**What you need to do**: Look through the data below for the string "övrig", and copy every line where it turns up.

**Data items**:
.....

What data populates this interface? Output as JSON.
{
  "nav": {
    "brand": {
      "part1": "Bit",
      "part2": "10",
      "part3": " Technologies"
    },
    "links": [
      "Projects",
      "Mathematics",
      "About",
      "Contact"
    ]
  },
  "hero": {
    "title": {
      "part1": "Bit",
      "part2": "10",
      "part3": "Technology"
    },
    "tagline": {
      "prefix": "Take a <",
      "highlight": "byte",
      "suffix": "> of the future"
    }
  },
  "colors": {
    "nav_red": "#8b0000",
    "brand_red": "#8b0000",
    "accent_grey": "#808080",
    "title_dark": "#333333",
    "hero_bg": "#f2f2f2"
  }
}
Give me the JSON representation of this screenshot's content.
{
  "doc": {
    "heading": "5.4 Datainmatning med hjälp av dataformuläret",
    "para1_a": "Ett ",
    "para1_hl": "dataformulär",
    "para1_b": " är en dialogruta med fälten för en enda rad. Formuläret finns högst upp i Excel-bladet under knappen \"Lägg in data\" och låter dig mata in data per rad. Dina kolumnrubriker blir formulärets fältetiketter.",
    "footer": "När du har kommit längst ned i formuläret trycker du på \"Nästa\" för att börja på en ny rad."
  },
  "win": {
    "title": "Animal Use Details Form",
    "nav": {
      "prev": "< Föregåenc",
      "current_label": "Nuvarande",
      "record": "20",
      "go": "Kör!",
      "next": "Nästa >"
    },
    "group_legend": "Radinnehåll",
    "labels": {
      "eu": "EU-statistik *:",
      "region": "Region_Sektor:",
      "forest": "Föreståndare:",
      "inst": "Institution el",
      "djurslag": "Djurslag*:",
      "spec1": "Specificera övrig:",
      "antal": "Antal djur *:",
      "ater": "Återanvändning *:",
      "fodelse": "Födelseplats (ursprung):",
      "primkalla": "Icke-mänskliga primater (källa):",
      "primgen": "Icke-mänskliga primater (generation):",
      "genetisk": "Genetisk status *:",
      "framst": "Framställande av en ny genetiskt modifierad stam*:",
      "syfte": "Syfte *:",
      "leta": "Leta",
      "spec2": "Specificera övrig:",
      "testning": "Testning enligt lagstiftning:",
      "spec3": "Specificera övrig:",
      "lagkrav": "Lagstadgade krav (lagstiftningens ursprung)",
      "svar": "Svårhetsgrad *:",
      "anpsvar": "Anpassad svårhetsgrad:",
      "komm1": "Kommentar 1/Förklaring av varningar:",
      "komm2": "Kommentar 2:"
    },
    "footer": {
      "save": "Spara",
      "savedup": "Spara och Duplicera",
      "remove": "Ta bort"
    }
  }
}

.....

**Response box**:
      "spec1": "Specificera övrig:",
      "spec2": "Specificera övrig:",
      "spec3": "Specificera övrig:",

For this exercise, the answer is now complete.